A new altar was built in 1907, through the gift of Mr and Mrs S. Hill-Wood, with the original altar slab of purbeck marble, with five consecration crosses, built into the new oak table. This slab has lain on the floor of the Sanctuary for many years.

The interior of the church reflects extensive Victoria renovation with the seating consisting of fairly modern wood pews. The pews in the main body of the church were put in 1869. The pulpit, reading desk and lectern were renewed in 1877, with Sir Edward C. Kerrison meeting most of the cost. Several old bench ends remain, however, one which shows the wolf holding St Edmund's head and can fairly easily be picked out.

One of the treasures of the church is the very large 14th century iron-bound elm chest with seven locks, standing at the west end. It recalls the time when the country was plagued by moneylenders. To counter their activities many villages set up chests in their churches to contain money which was loaned without interest on the security of a pledge or the word of sureties. The keys were held by a number of trustees - seven in the case of Hoxne.

Today the church - which is open from 10am to dusk, November - March, and 9am to 6pm, April to October - also houses a local history exhibition with information on the village's long link with the martyrdom of St Edmund, reference to Hoxne's glacial period, details of the discovery of a fabulous Roman hoard and other items of historical interest. Plans are now being drawn up to improve the area of the church where the exhibits are shown and extend the range of material to include more sources of reference to the village itself.

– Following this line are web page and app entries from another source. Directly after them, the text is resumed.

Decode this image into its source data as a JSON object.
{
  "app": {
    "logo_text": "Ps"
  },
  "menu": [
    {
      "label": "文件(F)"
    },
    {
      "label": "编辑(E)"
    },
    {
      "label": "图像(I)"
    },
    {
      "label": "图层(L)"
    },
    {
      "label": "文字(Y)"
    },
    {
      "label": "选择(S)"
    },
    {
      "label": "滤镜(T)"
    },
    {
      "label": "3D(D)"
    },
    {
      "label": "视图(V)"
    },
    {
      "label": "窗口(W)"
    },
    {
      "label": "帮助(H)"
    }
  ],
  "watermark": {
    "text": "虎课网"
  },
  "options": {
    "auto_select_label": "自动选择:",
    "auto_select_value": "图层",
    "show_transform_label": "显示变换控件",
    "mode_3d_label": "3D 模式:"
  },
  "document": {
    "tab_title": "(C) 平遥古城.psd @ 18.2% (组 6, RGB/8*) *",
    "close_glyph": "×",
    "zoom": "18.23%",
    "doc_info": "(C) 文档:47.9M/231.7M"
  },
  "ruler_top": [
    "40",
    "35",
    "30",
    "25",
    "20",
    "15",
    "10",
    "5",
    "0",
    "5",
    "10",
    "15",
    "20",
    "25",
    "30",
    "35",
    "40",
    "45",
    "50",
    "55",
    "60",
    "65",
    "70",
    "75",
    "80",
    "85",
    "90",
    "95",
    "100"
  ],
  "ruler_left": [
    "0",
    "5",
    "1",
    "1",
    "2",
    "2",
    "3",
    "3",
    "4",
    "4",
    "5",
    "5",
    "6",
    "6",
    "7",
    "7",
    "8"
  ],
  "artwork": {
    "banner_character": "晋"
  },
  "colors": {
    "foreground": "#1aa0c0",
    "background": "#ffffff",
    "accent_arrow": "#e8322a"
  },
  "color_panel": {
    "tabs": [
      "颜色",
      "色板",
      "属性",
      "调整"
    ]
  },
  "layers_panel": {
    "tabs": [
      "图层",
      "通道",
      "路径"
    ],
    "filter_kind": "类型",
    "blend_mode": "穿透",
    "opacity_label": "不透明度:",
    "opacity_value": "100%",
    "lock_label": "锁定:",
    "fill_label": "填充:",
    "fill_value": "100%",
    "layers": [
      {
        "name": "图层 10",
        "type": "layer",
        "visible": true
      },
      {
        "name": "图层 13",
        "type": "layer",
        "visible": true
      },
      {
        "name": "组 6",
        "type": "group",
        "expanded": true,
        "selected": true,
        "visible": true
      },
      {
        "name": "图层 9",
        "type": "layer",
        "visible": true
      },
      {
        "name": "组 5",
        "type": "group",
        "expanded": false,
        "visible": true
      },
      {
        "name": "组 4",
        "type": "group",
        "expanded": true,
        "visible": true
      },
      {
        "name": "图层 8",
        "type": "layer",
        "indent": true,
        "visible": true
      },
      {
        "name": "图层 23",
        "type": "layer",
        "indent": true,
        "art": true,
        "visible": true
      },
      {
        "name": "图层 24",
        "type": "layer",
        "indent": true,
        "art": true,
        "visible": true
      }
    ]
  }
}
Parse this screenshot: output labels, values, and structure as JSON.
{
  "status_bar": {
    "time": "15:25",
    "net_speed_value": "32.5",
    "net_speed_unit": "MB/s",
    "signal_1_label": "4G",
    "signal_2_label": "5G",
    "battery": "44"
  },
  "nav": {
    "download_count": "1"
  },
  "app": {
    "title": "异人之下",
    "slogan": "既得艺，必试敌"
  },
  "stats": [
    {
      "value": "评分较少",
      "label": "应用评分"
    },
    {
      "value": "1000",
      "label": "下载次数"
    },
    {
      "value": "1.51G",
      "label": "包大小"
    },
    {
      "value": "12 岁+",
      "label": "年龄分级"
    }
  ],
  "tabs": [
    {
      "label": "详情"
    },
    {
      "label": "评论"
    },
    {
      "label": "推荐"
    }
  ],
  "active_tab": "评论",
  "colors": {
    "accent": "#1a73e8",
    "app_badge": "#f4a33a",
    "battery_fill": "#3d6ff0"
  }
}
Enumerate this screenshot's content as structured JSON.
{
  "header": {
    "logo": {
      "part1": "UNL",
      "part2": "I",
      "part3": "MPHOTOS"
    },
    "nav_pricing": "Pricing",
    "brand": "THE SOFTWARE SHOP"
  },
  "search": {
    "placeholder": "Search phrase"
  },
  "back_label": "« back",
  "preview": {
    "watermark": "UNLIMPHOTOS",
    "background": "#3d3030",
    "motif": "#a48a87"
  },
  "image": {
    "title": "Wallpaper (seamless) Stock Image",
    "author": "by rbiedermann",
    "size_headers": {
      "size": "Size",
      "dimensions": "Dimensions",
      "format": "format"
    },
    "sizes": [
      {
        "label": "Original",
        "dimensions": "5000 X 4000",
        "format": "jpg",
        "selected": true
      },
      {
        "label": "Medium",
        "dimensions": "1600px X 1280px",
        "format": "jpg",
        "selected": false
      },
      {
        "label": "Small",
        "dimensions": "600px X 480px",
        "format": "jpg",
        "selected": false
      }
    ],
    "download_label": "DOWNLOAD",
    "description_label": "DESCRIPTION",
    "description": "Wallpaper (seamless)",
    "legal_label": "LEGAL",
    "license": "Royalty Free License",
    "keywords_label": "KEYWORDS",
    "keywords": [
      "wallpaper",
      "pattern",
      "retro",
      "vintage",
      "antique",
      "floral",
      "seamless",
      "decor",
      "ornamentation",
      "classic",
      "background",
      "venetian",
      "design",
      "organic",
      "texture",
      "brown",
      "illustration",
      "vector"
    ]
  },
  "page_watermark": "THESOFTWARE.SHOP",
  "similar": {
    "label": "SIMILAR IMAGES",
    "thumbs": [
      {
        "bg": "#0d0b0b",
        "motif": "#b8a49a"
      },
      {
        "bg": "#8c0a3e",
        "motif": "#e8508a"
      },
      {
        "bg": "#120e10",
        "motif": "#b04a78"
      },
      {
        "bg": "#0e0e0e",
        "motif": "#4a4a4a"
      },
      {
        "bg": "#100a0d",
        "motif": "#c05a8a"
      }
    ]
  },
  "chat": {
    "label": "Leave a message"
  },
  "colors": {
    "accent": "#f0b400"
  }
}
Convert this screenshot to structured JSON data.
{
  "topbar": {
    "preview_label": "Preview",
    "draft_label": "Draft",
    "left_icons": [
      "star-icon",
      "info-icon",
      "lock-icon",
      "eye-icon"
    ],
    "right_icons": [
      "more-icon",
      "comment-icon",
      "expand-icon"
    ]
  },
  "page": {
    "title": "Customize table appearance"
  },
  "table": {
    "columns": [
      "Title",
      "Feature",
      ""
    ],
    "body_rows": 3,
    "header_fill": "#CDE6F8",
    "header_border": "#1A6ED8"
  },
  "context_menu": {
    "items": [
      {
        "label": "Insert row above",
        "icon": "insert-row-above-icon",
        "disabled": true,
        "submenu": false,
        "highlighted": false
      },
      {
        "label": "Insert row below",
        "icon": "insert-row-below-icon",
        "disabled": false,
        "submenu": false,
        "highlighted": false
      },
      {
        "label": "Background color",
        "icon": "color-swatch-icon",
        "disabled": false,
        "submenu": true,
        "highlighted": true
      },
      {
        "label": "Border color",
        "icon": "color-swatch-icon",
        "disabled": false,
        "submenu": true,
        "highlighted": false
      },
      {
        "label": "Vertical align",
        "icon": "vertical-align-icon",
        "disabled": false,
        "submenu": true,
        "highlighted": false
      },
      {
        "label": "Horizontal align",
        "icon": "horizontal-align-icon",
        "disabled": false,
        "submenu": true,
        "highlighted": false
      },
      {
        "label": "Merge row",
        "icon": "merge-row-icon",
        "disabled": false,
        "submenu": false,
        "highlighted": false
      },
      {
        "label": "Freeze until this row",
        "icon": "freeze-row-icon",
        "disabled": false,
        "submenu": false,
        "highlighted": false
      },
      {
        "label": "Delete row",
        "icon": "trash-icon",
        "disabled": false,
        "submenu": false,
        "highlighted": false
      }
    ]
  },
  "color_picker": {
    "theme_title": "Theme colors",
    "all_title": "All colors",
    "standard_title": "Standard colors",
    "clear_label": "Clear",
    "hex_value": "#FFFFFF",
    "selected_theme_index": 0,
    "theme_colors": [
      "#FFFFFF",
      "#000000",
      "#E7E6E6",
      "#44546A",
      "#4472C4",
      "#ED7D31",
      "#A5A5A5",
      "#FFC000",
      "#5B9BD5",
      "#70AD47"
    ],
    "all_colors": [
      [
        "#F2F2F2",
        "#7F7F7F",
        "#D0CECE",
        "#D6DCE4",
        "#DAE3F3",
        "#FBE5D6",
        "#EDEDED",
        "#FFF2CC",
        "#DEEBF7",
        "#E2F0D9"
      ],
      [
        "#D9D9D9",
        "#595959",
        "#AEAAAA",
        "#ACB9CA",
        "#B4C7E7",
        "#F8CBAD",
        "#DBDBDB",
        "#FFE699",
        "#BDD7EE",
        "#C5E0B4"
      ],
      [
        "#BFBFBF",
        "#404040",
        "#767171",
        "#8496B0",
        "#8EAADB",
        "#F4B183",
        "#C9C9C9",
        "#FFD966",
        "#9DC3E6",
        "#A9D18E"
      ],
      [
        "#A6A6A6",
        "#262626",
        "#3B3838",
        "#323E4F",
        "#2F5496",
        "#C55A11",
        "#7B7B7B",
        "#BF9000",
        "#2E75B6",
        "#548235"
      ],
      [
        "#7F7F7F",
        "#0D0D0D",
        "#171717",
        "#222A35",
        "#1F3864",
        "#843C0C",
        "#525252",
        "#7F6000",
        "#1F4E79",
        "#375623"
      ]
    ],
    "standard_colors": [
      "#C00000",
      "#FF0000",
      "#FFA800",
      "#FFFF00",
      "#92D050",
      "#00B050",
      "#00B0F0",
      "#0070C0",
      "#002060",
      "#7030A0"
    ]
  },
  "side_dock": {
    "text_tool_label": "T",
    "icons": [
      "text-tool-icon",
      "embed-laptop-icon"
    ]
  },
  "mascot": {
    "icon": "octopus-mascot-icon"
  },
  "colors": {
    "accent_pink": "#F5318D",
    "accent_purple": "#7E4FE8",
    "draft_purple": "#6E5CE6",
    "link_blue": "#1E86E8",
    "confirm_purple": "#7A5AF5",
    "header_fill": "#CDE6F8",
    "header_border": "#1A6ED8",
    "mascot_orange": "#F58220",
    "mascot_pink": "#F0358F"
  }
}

The church also has a large car park which is reached via the entrance (off the B1118) edged in walls made of local Banham brick.